Uses: Quilting needles are designed specifically so to stitch through multiple layers and seams, and make the process easy as well.
This is credited to its shape that, along with being sharp and thick, also makes sure that minimum damage is caused.
12. Serger Needle
Serger needles aren’t as much as a particular type of needle-like the other features on this list. This is because they’re designed particularly to cater to one type of sewing machine, and those are Serger sewing machines.
Uses: Multi-tasked and built for heavy-duty use; this type of sewing needle is best for Sergers and overlock machines. There’s a good chance that you won’t come across it if you don’t have the machine, so there’s nothing to worry about.
13. Stretch Needle
The main feature that they have, which allows them to work on this fabric, is that they have a rounded tip with a specially designed eye.
This makes sure that you never skip stitches and can carefully craft your way through the fabric to produce even work that is both comfortable and reliable.
Uses: Stretch needles are geared towards application on spandex, lycra, and other elastic-based fabrics that are stretchable.
14. Twin Needle
Twin needles are an assortment of two needles that work simultaneously to produce a double line of stitch.
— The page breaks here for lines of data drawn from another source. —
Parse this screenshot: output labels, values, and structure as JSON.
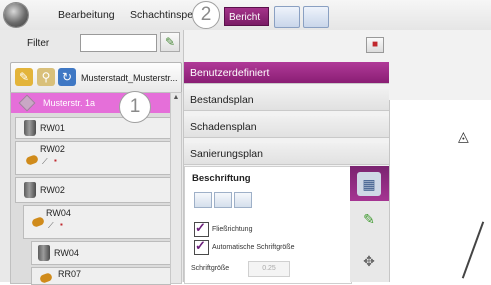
{
  "menu": {
    "items": [
      "Bearbeitung",
      "Schachtinspe"
    ],
    "report_tab": "Bericht",
    "callout_tabs": "2",
    "callout_tree": "1"
  },
  "filter": {
    "label": "Filter",
    "value": ""
  },
  "project": {
    "name": "Musterstadt_Musterstr..."
  },
  "tree": {
    "selected": "Musterstr. 1a",
    "nodes": [
      "RW01",
      "RW02",
      "RW02",
      "RW04",
      "RW04",
      "RR07"
    ]
  },
  "report_menu": {
    "items": [
      "Benutzerdefiniert",
      "Bestandsplan",
      "Schadensplan",
      "Sanierungsplan"
    ],
    "active_index": 0
  },
  "labeling": {
    "title": "Beschriftung",
    "checkbox_1": "Fließrichtung",
    "checkbox_2": "Automatische Schriftgröße",
    "font_size_label": "Schriftgröße",
    "font_size_value": "0.25"
  },
  "colors": {
    "accent": "#9b2a86",
    "selected_row": "#e56fd9"
  }
}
This isn’t the most lucrative way to speed up tasks since it still means that you’ll have to get all the basic work done first.
Uses: Twin needles are a great choice for reinforcing designs or getting work done that requires meticulous attention to detail.
As the name implies, this type of needle has three heads in it. For that, you’ll require a throat plate with a hole that can fit these in. Plus, you’ll need an additional thread spool since each needle will have its singular source.
Uses: The main use of this type of needle is for three rows of stitch at a time.
I hope that the segment above was helpful for you, and you could take a few pointers over what type of needle would work best for you.
If you have any suggestions or feedback or have any general recommendations or suggestions, do share them in the comment section below!